A top Senate Republican testified Wednesday that he did not push a new map for state senate districts with the aim of aiding incumbents or fellow GOP legislators.
Sen. Bill Galvano, who is in line to become Senate president in 2018 if the Republicans maintain control, spent more than two hours on the witness stand defending his role as the lead senator responsible for crafting a new state Senate map.
Galvano's testimony was the high point of a trial that could result in the Senate swinging away from GOP control after more than two decades. Circuit Judge George Reynolds is being asked to decide the boundaries for new districts after the Senate admitted in court filings that it had violated the state's constitution when drawing the existing lines.
Voters approved a constitutional amendment in 2010 requiring compact political districts that aren't drawn to benefit parties or incumbents. Voting rights groups sued in 2012 over maps drawn for both congressional seats and the state Senate that has resulted in a drawn out legal battle. The state Supreme Court threw out the congressional districts earlier this year and has already adopted a new map for those 27 seats.
The Florida Legislature was supposed to draw a new state senate map during a special session this fall, but the House and Senate deadlocked over which map to approve. Since the Legislature did not approve a new map, attorneys are asking the court to sign off on a proposal approved by Galvano after the session ended.
Galvano and the Senate recommended to Reynolds new boundaries that would preserve Republican control, while voting rights groups have come up with a rival proposal that could shift the Senate to Democrats.
Galvano, who is also the Senate's majority leader, insisted that he did not know the political performance of the map before presenting it to the court. He said he was unaware that his map, unlike proposals also considered during the recent session, did not pit GOP incumbent senators against each other in the same district.
"That is not the way we approached it,'' Galvano testified. "There was no instructions whatsoever that you even should find out where people live. In fact I went to great lengths to avoid even having those types of conservations. There was a lot at stake and we want to have a constitutional map.''
Attorney David King, who represents the League of Women Voters of Florida, sounded skeptical as he asked Galvano whether it was a "total accident, coincidence, happenstance'' that he picked the map that did the best for Republicans.
"You can characterize it however you would like to characterize it,'' Galvano retorted.
After Galvano testified, however, the Senate was able to present its own evidence to assert the voting rights groups are pushing proposals to aid Democrats.
They were able to enter 2011 emails into evidence that showed a company used by the groups discussed creating additional Democratic seats. Coalition lawyers have insisted that they did not use these standards when they drew up the rival map they presented to the judge this year.
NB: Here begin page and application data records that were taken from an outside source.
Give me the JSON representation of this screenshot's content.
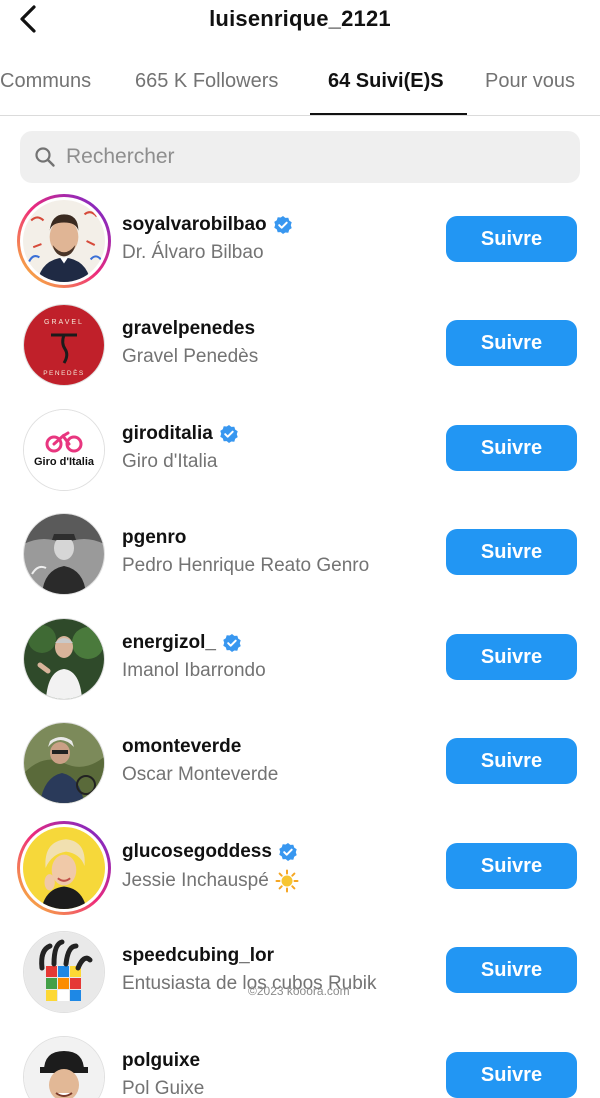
{
  "header": {
    "title": "luisenrique_2121",
    "back_icon": "chevron-left-icon"
  },
  "tabs": [
    {
      "label": "Communs",
      "active": false
    },
    {
      "label": "665 K Followers",
      "active": false
    },
    {
      "label": "64 Suivi(E)S",
      "active": true
    },
    {
      "label": "Pour vous",
      "active": false
    }
  ],
  "search": {
    "placeholder": "Rechercher",
    "value": "",
    "icon": "search-icon"
  },
  "follow_label": "Suivre",
  "accounts": [
    {
      "username": "soyalvarobilbao",
      "fullname": "Dr. Álvaro Bilbao",
      "verified": true,
      "story_ring": true
    },
    {
      "username": "gravelpenedes",
      "fullname": "Gravel Penedès",
      "verified": false,
      "story_ring": false
    },
    {
      "username": "giroditalia",
      "fullname": "Giro d'Italia",
      "verified": true,
      "story_ring": false
    },
    {
      "username": "pgenro",
      "fullname": "Pedro Henrique Reato Genro",
      "verified": false,
      "story_ring": false
    },
    {
      "username": "energizol_",
      "fullname": "Imanol Ibarrondo",
      "verified": true,
      "story_ring": false
    },
    {
      "username": "omonteverde",
      "fullname": "Oscar Monteverde",
      "verified": false,
      "story_ring": false
    },
    {
      "username": "glucosegoddess",
      "fullname": "Jessie Inchauspé",
      "verified": true,
      "story_ring": true,
      "emoji": "sun-icon"
    },
    {
      "username": "speedcubing_lor",
      "fullname": "Entusiasta de los cubos Rubik",
      "verified": false,
      "story_ring": false
    },
    {
      "username": "polguixe",
      "fullname": "Pol Guixe",
      "verified": false,
      "story_ring": false
    }
  ],
  "avatar_logos": {
    "gravel_top": "GRAVEL",
    "gravel_bottom": "PENEDÈS",
    "giro": "Giro d'Italia"
  },
  "watermark": "©2023 kooora.com",
  "colors": {
    "follow_button": "#2296f3",
    "verified_badge": "#3897f0",
    "story_ring": [
      "#f9ce34",
      "#ee2a7b",
      "#6228d7"
    ]
  }
}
The trial is scheduled to wrap up on Thursday, but Reynolds is not expected to rule right away on the case.